Despite a myriad of challenges including high pollock prices, labor shortages, and a severe winter storm, Long John Silver’s boasted its strongest Lent sales in many years, an executive said in an interview with SeafoodSource.
The Louisville, Kentucky, U.S.A.-based restaurant chain’s system-wide sales from Ash Wednesday through Easter averaged 20 percent higher than average Lent volumes in more than a decade. Good Friday (2 April) proved be the chain’s biggest sales day on record, as well as its highest Good Friday sales. The operator also had its biggest Easter Sunday sales on record, along with its biggest single sales week, from 15 March through 21 March.
“Usually, we have had to close restaurants on Easter because don’t get a lot of business,” LJS Chief Marketing Officer Stephanie Mattingly told SeafoodSource.
Mattingly attributed LJS’s robust Lenten sales to Americans receiving economic stimulus payments, the introduction of popular Lenten specials, and the company’s efforts to improve speed and accuracy of drive-through and delivery orders. Programs rolled out this year to improve speed and order accuracy at drive-through are resonating with customers, Mattingly said.
“That is our major focus this year,” she said.
LJS’s inclusion of shrimp it its Lenten specials also proved successful. It offered a Fish and Shrimp Combo that included one piece of hand-battered, wild-caught Alaska pollock, three pieces of shrimp, one side, two hushpuppies, and a drink. It also promoted its USD 10.00 (EUR 8.25) Sea-Shares, featuring the customer’s choice of 15 grilled shrimp, 15 batter-dipped shrimp, or a shareable serving of crispy breaded popcorn shrimp.
“We haven’t advertised shrimp in a long time, and our consumers really like our grilled shrimp. It’s something we want to continue to promote,” Mattingly said.
But LJS is facing two major headwinds thus far in 2021: labor shortages and record high pollock prices. LJS’s pollock costs in the first quarter were 9 to 10 percent higher than the first quarter of 2020, and LJS buyers expect the price to hike another 9 to 10 percent in the second half of this year, according to Mattingly.
“We are seeing price increases in pollock that we have never seen before…and that is the main fish we use,” she said.
Mattingly said the pollock price increase was primarily caused by COVID-19 outbreaks at Trident Seafoods, one of its primary suppliers, which led to lack of labor to fish for pollock.
“We didn’t see as much price increase from High Liner and Channel, our other main suppliers,” Mattingly said.
However, Trident is recovering and its A fishing season is “doing great,” according to Mattingly. “We are hoping the pollock price will start coming down in 2022,” she said.
LJS has experienced only a “slight price increase” in shrimp, and prices on cod, clams, and other seafood it uses have remained fairly stable. However, price hikes on chicken, soybean oil, condiments, and other foods and sundries will impact the operator this year. In addition, LJS is experiencing a “tight labor market unlike any other period in the last 10 years,” LJS Director of Human Resources Jim Burns told SeafoodSource.
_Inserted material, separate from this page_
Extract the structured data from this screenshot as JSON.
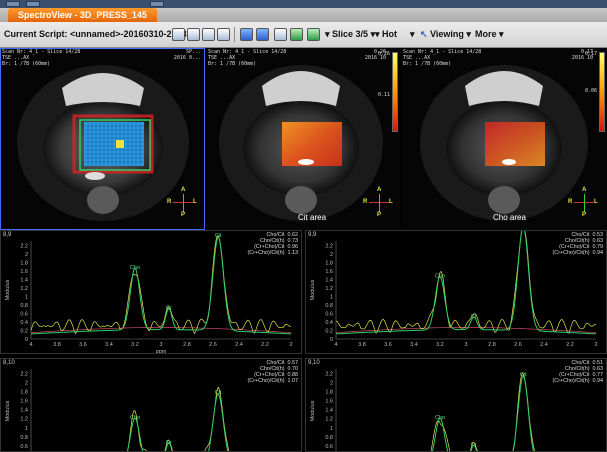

In response, LJS has implemented sign-on and retention bonuses in most markets. Bonuses range from USD 300 (EUR 248) for part-time team members up to USD 5,000 (EUR 4,126) for full-time management positions. LJS is also offering “Matching Base Pay plus 10 percent” to qualified restaurant general manager candidates who meet specific experience requirements in addition to sign-on bonuses, Burns said.
The chain’s operations leaders project that the labor shortage will continue to tighten through August “with many lingering concerns of COVID-19 exposure, current enhanced unemployment benefits, and many potential candidates experiencing childcare challenges,” Burns said.
LJS started out 2021 with the second phase of a sweeping revitalization plan, along with a new executive team.
Blain Shortreed, who joined the company 2019 as chief operating officer, was named the company’s new chief executive officer. In addition, Mattingly was promoted to chief marketing officer, Tom Burress was hired as vice president of franchise operations, and Christopher Caudill advanced to vice president of marketing.
The company will make additional investments in operations and add a new mobile ordering service this year. It also has a plan to remodel restaurants and will open new restaurants.
Photo courtesy of Long John Silver’s